Meanwhile, Lois Frankel — a liberal Democrat who is running against Rep. West – has set up a website, and associates Rep. West with domestic violence. Rep. Mike Honda (D-Calif.) compares Rep. West to the Koran-burning preacher, simply for expressing his views.

Letters to the local newspaper in Rep. West’s district claim that Rep. West’s verbal disagreement with Rep. Wasserman Schultz could lead to thuggery on Rep. West’s part. Liberal commentator Keith Olbermann asserted on his new show that Rep. West may shoot someone “live on TV”. Outside of military combat, the former Army lieutenant colonel has no documented history of physical conflict. Nevertheless, white liberals’ first instinct is to associate this black politician with wife-beaters and deranged psycho-killers. It serves as a tactic to trivialize both the man for defending himself and his political agenda which threatens their orthodoxy.

A black man — especially a conservative one — is never supposed to get angry in the public square.

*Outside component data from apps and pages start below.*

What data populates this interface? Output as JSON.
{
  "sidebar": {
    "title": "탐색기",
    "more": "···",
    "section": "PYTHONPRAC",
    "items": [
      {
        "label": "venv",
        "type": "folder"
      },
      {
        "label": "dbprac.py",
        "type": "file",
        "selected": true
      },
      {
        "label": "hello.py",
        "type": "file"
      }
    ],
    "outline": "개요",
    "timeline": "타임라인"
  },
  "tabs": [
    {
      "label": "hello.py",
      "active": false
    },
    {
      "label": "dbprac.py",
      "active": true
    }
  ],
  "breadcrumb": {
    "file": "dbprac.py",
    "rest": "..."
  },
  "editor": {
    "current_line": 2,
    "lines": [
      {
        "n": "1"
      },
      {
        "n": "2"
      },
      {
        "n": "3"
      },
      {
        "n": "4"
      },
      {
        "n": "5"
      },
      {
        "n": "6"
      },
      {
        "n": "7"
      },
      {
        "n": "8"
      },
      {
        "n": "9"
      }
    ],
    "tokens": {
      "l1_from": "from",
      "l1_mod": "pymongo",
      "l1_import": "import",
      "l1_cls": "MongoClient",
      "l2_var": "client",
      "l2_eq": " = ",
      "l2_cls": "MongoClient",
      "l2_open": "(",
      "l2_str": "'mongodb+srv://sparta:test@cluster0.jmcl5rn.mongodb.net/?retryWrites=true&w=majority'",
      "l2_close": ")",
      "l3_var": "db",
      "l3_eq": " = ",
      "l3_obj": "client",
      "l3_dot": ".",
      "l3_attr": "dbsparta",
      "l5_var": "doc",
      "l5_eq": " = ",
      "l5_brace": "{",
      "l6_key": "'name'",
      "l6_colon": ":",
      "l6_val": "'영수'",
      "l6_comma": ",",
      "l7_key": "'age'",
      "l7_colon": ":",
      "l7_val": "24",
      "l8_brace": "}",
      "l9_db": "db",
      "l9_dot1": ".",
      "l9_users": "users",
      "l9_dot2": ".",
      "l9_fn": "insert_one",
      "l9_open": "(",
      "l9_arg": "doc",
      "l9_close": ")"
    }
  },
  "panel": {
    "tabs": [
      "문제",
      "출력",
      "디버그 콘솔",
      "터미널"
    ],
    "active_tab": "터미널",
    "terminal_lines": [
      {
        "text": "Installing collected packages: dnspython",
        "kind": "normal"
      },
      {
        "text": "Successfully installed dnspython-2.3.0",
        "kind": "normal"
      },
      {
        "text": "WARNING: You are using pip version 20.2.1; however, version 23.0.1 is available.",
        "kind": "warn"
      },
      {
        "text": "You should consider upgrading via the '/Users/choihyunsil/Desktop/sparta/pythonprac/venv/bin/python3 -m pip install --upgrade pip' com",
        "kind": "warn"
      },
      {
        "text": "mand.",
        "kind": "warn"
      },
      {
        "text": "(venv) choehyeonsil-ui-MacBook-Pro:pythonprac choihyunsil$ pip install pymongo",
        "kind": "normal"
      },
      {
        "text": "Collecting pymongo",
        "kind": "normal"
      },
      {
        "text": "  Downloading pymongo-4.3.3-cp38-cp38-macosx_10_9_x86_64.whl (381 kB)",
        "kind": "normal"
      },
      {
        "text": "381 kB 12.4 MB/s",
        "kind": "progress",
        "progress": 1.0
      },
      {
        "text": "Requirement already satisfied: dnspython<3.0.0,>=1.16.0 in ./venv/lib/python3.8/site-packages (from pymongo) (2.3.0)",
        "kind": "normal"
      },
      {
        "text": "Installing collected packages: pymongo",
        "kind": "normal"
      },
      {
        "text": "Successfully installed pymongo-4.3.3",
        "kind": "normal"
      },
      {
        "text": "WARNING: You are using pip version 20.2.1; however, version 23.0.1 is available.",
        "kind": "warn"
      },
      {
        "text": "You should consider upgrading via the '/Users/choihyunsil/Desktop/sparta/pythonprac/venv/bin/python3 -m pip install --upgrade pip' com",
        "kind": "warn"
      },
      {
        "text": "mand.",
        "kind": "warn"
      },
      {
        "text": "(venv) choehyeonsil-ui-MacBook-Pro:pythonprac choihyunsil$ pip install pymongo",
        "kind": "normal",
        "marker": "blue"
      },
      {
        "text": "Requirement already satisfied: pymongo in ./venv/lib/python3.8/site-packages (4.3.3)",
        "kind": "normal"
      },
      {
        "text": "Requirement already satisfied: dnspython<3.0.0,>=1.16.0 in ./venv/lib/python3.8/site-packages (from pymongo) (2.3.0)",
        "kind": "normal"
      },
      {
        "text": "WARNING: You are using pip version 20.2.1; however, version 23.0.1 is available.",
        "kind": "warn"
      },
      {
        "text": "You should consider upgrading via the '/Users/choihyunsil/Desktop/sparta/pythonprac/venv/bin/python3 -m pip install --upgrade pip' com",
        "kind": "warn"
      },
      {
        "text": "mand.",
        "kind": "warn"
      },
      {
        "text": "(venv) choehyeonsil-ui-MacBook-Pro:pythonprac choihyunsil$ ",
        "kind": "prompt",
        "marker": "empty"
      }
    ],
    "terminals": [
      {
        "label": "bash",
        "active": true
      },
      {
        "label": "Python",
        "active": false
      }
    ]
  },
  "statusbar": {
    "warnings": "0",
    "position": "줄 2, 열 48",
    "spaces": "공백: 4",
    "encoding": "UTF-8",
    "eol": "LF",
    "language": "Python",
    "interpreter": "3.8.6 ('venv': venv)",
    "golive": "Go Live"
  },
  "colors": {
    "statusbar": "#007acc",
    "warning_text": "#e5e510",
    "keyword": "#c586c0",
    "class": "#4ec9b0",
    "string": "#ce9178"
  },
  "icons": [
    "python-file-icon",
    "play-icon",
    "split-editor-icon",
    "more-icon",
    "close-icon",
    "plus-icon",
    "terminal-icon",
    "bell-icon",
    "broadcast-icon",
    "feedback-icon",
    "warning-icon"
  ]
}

Black conservatives are supposed to be quiet, and defer to liberals. They aren’t supposed to challenge the impact of liberalism on black communities or question Democratic policies, as Rep. West does.

Despite their ideological differences, it is ironic that Rep. West represents the sort of black man that many liberals claim that they want President Obama to be — expressive, a staunch advocate of his views, and a person who is willing to directly address adversaries. Yet even the Congressional Black Caucus is castigating Rep. West for displaying exactly these qualities, because of his political ideology.

Meanwhile, whites who have expressed themselves much more harshly get a pass. Before he left Congress in January, former Rep. Alan Grayson was infamous for rants that included referring to other Congressional members as “foot-dragging, knuckle-dragging, Neanderthals” and referring to former Vice President Dick Cheney (then in office) as a blood-sucking vampire.

Then there are former Rep. Rahm Emanuel’s (D-Ill.) actions such as sending a dead fish to a pollster, his profanity-laced tirades at other Congressional members, and other infamous antics that have earned the former White House chief of staff the nickname “Rahmbo”. Sen. John McCain’s (R-Ariz.) has a well-documented history of angry outbursts.

Whereas white men have the luxury of being angry with little or no sanction no matter how outrageous their conduct, the double standard results in a similarly situated black man who has even a mild emotional response risking far more sanction.

In the future, Rep. West will have to better reconcile some blacks’ frustration with Democratic policies and tactics with white liberal fear of any black person who challenges their orthodoxy. As controversies involving Professor Henry Louis Gates, Rev. Jeremiah Wright, and Juan Williams have shown, black liberal men have also had to deal with the “Angry Black Man” double standard. It’s high time that black males are treated as individuals possessing the range of personalities found in black America.